Korty’s longtime animation jones has rarely won much attention, despite its scattered presence in his filmography (like Funnyman‘s brief cartoon interludes). But it found full expression in 1983’s feature Twice Upon a Time, which closes the Rafael series. Regrettably underseen even by professed animation fanatics, a theatrical nonstarter, and DVD (let alone Blu-ray) holdout, it utilizes cut-out techniques Korty devised himself to follow “all purpose animal” Lorenzo, his sidekick Mum (who “speaks” in foley effects), and their fight to prevent evil Synonamess Botch from dropping “nightmare bombs” into the subconscious minds of sleepers worldwide. It’s a charming odyssey that recalls 1968’s Yellow Submarine in applying adult wit and design imagination to child-friendly ‘toonery.

As if all this weren’t rangy enough, a November 27 shorts program traverses ground from a 1961 documentary (The Language of Faces, chronicling a Quaker peace vigil at the Pentagon) to brief Sesame Street animations and 1974’s The Music School, a half-hour John Updike miniature from PBS’ American Short Stories series. *


Through Dec. 4, $6.75–<\d>$10.25

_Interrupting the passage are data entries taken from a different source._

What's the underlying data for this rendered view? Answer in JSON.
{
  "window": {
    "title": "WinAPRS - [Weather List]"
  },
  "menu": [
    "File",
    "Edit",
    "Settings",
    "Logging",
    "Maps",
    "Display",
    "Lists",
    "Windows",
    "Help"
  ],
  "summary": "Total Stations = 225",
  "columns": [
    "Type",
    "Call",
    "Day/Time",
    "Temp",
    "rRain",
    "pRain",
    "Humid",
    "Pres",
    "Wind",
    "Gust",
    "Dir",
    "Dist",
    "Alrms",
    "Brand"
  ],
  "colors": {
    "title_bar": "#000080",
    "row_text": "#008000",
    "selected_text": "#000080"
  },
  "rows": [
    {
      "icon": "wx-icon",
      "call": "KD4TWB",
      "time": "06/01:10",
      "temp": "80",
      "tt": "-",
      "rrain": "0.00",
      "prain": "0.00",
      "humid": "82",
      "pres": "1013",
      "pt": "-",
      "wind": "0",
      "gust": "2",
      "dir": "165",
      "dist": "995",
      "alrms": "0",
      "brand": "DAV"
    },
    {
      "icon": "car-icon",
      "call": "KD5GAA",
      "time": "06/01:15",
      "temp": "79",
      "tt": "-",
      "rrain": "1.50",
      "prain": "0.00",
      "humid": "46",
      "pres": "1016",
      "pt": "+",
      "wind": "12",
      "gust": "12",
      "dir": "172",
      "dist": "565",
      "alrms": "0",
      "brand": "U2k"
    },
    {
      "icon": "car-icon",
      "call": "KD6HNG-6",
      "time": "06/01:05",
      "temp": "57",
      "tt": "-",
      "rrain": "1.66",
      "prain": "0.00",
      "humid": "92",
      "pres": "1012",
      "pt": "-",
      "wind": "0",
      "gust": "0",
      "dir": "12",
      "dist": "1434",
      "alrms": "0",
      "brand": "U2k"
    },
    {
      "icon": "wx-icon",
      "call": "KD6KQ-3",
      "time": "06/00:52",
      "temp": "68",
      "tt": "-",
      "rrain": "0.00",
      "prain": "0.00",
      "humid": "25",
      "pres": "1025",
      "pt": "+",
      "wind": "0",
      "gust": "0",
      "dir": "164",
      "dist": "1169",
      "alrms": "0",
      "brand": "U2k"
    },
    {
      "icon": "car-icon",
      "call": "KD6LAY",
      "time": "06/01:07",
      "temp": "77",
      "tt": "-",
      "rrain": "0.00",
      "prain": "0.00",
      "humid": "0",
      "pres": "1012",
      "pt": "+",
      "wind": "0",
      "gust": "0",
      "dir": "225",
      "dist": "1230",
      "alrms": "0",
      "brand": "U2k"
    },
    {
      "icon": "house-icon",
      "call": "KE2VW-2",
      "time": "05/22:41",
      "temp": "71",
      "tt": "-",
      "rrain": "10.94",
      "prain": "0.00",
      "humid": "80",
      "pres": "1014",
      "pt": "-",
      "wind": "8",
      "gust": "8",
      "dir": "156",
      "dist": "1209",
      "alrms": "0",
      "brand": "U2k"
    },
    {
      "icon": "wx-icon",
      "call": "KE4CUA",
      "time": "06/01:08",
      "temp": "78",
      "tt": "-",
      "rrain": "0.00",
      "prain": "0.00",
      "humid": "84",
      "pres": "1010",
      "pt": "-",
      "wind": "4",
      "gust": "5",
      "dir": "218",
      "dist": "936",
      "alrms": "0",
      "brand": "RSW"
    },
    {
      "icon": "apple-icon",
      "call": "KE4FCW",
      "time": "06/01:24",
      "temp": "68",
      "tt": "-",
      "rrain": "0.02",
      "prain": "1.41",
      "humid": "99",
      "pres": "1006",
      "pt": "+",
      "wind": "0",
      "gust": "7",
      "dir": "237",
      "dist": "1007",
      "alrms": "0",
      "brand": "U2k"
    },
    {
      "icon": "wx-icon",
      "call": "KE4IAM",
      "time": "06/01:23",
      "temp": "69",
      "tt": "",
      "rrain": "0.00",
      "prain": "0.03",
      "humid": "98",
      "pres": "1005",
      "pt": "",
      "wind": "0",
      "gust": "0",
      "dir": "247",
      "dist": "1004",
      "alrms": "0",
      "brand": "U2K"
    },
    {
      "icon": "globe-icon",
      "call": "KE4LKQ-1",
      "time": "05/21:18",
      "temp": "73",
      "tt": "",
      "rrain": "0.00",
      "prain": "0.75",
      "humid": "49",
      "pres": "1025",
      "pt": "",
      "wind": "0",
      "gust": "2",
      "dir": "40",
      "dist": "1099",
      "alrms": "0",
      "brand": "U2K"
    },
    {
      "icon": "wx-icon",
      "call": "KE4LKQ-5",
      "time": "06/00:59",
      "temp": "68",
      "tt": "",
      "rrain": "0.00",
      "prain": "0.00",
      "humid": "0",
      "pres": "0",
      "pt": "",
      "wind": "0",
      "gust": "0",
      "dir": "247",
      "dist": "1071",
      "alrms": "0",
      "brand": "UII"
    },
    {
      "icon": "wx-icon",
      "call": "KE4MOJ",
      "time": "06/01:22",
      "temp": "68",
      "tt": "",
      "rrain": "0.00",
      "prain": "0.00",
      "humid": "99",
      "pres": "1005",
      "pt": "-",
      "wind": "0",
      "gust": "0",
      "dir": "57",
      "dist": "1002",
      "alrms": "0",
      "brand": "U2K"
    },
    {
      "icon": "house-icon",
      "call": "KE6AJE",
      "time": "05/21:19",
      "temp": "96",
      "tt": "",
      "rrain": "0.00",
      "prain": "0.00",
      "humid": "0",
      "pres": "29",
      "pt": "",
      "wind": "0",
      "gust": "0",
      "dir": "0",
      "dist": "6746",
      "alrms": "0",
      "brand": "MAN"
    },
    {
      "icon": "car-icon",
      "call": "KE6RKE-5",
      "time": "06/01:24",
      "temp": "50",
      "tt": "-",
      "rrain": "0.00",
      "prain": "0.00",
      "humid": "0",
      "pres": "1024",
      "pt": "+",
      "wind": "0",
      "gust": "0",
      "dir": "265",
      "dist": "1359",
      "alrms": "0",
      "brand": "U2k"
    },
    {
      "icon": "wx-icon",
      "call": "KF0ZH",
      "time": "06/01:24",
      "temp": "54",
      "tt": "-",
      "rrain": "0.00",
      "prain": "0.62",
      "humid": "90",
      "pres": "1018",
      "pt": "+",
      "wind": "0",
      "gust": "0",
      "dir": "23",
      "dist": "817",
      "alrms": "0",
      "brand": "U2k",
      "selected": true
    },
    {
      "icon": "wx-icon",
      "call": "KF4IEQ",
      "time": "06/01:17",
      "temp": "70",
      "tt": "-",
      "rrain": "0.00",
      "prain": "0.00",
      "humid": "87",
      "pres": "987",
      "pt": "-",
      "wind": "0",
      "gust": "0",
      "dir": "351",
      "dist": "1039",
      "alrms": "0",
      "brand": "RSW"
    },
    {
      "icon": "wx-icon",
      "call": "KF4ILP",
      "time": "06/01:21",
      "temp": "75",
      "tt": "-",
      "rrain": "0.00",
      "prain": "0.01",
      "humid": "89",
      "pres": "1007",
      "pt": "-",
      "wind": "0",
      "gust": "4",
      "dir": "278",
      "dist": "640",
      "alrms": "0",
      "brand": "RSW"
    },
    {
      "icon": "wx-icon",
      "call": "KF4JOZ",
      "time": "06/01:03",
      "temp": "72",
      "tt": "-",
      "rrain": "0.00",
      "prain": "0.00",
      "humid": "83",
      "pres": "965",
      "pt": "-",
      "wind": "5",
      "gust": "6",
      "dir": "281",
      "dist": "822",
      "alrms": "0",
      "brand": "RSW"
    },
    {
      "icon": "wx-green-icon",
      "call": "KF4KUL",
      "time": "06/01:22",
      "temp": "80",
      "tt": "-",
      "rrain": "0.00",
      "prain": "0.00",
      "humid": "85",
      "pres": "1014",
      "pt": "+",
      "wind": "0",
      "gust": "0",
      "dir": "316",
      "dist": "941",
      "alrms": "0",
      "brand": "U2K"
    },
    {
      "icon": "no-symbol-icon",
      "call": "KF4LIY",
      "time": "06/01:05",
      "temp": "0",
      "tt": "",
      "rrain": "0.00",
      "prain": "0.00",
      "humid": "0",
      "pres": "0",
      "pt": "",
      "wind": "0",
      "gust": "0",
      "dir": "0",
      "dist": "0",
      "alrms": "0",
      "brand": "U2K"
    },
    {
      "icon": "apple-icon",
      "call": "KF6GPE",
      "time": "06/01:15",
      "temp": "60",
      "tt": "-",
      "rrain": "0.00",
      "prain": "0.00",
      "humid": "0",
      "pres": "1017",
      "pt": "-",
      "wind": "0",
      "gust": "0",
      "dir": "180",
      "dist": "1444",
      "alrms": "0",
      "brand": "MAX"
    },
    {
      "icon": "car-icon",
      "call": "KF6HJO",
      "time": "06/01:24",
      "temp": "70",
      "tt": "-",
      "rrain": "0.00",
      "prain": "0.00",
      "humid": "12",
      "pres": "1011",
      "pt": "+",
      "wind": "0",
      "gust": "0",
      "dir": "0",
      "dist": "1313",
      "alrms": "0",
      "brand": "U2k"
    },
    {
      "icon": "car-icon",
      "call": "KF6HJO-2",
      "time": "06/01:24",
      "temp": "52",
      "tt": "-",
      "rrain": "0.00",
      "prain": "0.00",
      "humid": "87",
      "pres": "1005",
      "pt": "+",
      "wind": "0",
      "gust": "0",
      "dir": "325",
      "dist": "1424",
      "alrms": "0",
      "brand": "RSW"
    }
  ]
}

Christopher B. Smith Rafael Film Center

1118 Fourth St., San Rafael

(415) 454-1222